======== EXTRACTED RECORDS

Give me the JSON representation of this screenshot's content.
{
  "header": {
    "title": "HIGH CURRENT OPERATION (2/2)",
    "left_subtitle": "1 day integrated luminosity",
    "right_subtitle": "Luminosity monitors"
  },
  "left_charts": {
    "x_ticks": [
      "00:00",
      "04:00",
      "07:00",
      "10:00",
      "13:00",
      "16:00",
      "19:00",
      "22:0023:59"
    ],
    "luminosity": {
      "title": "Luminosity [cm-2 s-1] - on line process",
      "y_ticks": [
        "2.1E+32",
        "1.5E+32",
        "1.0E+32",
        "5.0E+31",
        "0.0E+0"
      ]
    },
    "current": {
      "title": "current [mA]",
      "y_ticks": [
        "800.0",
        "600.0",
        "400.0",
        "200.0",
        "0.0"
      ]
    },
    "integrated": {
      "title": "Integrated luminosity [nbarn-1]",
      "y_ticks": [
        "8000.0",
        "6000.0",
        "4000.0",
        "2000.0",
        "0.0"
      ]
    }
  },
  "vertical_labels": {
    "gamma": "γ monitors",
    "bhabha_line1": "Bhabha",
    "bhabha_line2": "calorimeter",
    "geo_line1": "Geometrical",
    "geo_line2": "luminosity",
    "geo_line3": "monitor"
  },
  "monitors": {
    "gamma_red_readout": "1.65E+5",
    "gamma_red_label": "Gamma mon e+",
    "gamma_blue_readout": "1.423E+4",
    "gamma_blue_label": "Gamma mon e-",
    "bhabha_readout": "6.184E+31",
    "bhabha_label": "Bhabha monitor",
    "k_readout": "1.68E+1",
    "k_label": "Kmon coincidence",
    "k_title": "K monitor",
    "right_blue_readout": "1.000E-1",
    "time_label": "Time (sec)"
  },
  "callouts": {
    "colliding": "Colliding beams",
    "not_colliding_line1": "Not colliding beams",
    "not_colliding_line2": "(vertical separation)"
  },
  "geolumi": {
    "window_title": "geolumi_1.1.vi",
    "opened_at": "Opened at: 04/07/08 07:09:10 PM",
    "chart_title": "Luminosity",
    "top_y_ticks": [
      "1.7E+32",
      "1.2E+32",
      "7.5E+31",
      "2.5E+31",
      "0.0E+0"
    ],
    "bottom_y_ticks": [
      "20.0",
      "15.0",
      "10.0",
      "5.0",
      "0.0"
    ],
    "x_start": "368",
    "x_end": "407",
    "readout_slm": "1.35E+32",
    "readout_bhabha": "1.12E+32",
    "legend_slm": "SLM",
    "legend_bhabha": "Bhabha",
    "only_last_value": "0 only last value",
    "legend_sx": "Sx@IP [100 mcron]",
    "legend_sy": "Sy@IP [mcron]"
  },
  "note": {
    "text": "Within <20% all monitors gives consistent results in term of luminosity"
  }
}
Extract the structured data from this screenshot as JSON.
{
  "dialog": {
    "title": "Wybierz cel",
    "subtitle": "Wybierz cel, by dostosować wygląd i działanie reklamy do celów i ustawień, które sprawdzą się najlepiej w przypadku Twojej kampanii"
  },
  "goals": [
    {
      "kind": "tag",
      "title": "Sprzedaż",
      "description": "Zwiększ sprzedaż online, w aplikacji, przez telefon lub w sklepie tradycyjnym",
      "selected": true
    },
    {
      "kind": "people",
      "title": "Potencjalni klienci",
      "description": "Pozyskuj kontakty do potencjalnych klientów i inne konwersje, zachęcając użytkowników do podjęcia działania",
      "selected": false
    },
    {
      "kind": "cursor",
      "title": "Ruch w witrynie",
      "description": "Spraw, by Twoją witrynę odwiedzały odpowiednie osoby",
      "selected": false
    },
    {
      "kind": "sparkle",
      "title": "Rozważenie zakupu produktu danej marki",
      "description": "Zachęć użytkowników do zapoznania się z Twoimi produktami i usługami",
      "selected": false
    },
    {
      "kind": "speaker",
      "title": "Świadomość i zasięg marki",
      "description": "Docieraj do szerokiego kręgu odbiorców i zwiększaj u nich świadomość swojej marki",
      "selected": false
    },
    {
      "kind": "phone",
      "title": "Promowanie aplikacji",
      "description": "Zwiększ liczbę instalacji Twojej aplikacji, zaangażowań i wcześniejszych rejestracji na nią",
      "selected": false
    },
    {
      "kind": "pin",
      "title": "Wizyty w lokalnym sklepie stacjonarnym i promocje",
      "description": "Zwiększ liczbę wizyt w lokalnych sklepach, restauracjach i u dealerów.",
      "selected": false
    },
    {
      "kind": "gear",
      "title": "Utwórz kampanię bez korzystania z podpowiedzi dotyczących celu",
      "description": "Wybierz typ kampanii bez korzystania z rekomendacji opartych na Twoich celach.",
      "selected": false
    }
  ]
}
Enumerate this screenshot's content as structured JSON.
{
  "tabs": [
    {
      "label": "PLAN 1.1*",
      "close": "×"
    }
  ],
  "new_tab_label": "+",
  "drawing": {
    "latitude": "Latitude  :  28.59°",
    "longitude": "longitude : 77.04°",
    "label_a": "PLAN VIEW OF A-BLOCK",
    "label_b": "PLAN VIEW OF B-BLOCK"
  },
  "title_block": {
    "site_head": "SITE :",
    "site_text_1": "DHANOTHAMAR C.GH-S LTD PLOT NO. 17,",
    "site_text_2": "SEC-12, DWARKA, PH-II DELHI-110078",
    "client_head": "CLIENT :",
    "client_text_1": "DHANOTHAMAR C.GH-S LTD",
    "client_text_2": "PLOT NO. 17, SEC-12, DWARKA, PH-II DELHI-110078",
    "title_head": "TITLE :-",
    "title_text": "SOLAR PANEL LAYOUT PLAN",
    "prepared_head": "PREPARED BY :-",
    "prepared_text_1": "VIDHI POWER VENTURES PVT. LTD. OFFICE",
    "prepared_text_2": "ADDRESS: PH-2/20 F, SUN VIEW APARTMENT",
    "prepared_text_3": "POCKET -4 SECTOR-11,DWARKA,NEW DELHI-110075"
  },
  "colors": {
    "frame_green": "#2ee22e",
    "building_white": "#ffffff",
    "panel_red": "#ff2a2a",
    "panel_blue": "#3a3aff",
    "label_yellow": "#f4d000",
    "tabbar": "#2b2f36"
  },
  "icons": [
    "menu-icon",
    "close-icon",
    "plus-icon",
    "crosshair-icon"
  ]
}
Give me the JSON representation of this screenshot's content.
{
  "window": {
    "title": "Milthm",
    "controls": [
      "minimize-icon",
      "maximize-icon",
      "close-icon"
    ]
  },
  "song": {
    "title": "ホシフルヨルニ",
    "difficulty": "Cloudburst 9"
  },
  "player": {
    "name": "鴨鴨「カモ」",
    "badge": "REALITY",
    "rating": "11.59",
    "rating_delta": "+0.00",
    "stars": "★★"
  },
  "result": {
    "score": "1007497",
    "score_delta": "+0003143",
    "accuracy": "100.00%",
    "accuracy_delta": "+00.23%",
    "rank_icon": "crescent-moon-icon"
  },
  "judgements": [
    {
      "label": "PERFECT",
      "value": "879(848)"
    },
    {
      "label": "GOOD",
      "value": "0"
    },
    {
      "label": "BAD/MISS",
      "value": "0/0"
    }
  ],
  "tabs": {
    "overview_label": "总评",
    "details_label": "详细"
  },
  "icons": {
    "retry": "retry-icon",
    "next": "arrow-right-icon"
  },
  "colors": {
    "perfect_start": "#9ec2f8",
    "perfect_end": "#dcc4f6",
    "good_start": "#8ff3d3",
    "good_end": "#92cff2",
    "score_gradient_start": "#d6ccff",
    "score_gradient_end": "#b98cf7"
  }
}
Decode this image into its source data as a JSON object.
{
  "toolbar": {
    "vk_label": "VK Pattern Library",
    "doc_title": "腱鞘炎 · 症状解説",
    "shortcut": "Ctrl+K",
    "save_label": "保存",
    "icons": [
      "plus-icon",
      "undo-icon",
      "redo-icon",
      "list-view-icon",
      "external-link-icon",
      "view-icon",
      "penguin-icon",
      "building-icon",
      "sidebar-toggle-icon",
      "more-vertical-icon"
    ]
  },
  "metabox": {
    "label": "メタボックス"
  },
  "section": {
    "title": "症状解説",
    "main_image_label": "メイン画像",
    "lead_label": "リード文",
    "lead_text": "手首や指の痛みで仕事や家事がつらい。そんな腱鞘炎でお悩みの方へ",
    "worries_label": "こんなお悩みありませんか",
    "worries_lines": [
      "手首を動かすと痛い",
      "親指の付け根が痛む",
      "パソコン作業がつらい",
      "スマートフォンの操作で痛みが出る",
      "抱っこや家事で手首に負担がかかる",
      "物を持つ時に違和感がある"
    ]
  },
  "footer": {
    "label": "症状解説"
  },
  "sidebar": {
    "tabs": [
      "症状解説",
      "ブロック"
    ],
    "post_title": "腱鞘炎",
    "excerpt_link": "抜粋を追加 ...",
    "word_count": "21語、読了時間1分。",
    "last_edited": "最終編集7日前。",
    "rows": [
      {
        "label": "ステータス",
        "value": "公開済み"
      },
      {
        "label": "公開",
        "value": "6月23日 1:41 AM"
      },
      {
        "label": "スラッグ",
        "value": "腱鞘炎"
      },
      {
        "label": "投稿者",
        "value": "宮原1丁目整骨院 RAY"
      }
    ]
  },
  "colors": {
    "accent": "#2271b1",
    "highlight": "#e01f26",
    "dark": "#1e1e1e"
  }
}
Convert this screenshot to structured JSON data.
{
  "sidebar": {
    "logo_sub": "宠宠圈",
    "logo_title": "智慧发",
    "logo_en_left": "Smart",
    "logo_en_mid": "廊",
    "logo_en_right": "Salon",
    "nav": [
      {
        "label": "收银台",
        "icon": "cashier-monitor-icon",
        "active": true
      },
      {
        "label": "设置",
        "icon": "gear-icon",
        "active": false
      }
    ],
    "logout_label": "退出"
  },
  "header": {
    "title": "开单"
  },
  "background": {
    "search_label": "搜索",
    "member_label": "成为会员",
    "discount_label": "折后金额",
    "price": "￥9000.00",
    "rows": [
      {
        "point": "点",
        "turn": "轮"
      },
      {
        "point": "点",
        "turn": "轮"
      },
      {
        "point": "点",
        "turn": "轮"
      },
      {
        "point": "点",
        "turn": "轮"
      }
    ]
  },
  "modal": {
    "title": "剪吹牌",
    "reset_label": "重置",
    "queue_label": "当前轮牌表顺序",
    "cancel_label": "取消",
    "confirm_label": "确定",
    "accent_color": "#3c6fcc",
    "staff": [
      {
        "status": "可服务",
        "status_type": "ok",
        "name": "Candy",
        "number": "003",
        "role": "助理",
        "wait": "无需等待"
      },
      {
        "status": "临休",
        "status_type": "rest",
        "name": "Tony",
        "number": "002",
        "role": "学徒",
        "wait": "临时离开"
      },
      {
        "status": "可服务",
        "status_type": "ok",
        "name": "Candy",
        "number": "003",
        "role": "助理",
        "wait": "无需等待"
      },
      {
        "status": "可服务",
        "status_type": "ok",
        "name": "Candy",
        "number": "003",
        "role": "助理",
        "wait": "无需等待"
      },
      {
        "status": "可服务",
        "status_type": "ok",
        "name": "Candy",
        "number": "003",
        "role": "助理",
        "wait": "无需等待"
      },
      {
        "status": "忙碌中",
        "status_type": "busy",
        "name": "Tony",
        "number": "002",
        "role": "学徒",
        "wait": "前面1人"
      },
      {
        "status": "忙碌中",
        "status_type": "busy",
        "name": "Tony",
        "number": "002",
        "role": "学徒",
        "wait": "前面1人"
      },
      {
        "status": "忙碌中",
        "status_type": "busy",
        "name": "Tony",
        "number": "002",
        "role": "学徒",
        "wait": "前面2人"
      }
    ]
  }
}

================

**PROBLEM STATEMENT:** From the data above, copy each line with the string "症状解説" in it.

**RESPONSE TO THIS EXERCISE:**
    "doc_title": "腱鞘炎 · 症状解説",
    "title": "症状解説",
    "label": "症状解説"
      "症状解説",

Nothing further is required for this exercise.